▸ To do
Report every line of the data where the string "this" appears.

▸ Provided records
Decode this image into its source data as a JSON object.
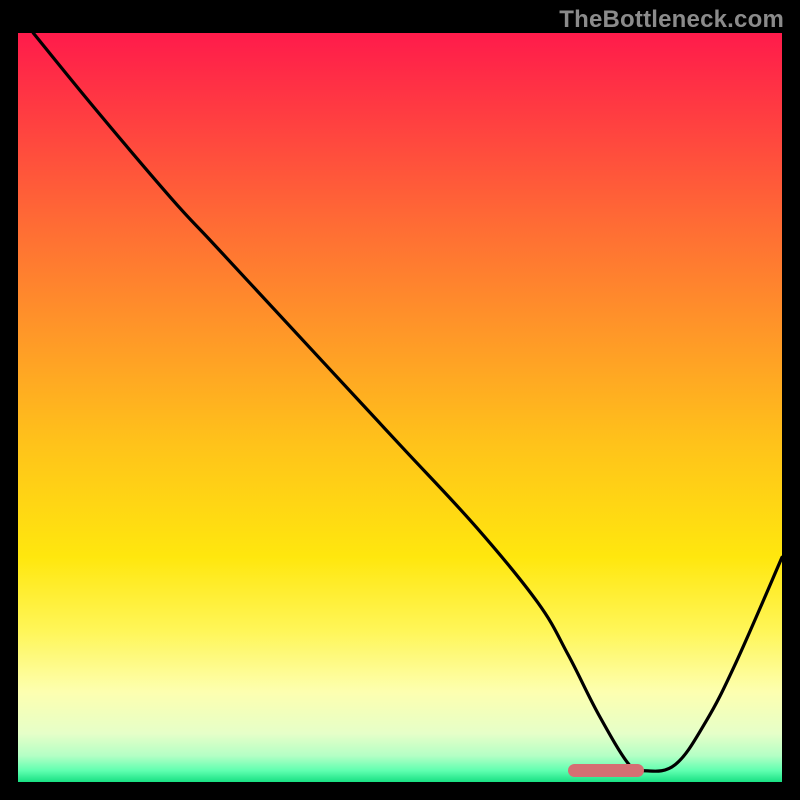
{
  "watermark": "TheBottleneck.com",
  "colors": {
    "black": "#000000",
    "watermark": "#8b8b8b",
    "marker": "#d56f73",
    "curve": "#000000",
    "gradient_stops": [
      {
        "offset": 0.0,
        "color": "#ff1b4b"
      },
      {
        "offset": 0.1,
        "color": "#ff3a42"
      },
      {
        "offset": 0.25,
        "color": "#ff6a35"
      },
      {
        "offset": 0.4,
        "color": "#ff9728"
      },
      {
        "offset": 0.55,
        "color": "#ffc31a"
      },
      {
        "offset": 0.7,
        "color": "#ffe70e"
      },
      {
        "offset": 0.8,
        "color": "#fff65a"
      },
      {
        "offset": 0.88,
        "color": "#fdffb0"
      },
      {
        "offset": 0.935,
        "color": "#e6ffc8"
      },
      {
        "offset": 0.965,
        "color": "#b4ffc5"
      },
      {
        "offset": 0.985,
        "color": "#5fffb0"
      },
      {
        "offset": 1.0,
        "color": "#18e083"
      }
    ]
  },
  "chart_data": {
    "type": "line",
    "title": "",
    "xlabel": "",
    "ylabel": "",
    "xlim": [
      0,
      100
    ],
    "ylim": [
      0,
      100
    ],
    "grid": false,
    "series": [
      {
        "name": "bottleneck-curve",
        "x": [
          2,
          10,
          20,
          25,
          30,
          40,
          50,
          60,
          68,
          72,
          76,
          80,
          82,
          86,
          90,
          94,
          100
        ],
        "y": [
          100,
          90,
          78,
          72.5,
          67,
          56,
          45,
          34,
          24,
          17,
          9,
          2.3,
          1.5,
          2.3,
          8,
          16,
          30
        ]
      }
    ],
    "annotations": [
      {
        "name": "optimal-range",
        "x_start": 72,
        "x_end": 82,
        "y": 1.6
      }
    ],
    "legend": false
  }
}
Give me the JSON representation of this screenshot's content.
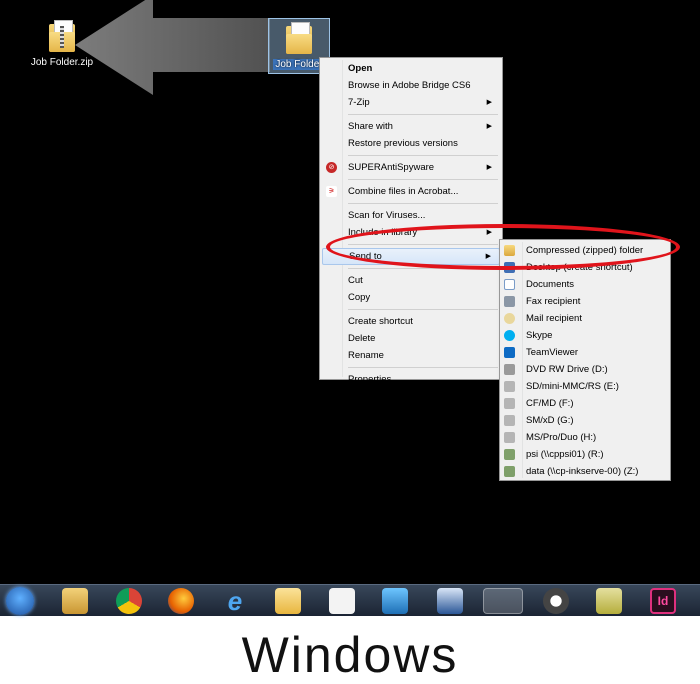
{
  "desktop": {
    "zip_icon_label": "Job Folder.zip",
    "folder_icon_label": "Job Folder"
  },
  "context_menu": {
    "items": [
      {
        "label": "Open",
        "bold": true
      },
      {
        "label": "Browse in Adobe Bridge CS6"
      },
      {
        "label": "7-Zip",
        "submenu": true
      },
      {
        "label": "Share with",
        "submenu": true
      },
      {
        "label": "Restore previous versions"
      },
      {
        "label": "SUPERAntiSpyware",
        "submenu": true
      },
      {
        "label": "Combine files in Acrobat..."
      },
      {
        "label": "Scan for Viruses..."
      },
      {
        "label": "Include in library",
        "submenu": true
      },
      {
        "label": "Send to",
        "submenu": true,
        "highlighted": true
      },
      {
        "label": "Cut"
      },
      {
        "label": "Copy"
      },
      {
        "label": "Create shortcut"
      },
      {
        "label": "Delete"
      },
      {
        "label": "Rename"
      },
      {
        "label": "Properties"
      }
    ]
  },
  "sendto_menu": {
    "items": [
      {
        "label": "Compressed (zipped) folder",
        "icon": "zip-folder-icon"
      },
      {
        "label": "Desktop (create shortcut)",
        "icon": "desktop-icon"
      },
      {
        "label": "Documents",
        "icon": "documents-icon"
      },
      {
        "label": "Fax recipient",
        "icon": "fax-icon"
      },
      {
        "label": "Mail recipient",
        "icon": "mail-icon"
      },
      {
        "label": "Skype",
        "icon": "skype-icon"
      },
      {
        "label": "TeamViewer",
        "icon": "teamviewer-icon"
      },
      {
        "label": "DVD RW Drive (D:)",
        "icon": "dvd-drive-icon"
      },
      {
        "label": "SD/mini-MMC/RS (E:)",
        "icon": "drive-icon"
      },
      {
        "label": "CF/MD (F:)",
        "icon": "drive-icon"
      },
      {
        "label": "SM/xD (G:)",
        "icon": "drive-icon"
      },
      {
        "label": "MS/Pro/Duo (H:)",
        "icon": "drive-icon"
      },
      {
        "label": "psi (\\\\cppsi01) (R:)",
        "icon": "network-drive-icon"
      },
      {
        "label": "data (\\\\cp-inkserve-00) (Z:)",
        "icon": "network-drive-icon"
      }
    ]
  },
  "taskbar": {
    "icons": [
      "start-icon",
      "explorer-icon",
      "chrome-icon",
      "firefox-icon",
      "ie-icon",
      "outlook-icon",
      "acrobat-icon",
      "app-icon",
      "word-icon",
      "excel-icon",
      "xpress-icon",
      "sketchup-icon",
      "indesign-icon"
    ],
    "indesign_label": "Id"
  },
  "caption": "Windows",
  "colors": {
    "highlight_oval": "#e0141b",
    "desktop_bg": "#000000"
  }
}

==

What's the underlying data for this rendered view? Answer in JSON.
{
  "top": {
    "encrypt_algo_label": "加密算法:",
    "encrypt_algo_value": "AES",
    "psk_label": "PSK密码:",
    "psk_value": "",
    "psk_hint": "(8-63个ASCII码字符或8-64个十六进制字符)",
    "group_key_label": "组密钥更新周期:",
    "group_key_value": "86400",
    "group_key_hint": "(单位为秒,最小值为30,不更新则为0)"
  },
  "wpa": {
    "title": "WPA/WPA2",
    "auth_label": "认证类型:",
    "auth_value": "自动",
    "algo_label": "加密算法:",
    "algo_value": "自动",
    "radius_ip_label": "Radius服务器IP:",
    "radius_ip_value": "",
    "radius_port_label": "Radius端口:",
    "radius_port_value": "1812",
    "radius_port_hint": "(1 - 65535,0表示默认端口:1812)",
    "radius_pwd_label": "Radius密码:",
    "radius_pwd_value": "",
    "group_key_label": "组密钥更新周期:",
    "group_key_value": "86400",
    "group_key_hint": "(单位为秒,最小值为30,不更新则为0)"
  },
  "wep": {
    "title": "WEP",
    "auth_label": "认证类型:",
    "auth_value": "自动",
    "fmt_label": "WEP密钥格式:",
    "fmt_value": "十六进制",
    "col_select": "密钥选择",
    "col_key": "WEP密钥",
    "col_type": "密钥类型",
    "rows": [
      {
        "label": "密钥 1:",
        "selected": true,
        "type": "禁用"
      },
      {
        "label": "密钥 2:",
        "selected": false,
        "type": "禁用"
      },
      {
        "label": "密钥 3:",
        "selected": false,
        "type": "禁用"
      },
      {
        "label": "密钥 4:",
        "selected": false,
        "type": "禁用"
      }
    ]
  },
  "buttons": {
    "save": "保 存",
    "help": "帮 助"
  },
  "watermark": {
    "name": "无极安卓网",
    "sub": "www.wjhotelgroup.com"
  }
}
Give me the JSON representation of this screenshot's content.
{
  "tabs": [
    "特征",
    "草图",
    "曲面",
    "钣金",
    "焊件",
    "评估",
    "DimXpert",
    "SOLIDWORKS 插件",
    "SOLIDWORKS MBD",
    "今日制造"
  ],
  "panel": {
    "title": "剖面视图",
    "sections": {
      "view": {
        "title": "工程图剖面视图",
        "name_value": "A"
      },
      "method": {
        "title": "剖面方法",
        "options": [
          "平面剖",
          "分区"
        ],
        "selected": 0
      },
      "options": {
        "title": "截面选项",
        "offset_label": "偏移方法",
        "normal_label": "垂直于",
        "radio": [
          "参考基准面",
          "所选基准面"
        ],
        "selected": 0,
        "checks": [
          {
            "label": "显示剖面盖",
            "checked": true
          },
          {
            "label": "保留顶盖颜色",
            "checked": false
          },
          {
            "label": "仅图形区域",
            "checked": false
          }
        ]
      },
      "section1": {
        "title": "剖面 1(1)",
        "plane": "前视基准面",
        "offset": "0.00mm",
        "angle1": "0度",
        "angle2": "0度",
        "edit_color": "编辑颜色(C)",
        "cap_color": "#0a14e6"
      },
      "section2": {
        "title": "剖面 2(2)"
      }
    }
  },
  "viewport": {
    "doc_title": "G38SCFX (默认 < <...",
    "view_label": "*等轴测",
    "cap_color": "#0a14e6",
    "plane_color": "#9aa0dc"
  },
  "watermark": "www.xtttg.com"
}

▸ Completed task
Decode this image into its source data as a JSON object.
Give me the JSON representation of this screenshot's content.
What's the underlying data for this rendered view? Answer in JSON.
Give me the JSON representation of this screenshot's content.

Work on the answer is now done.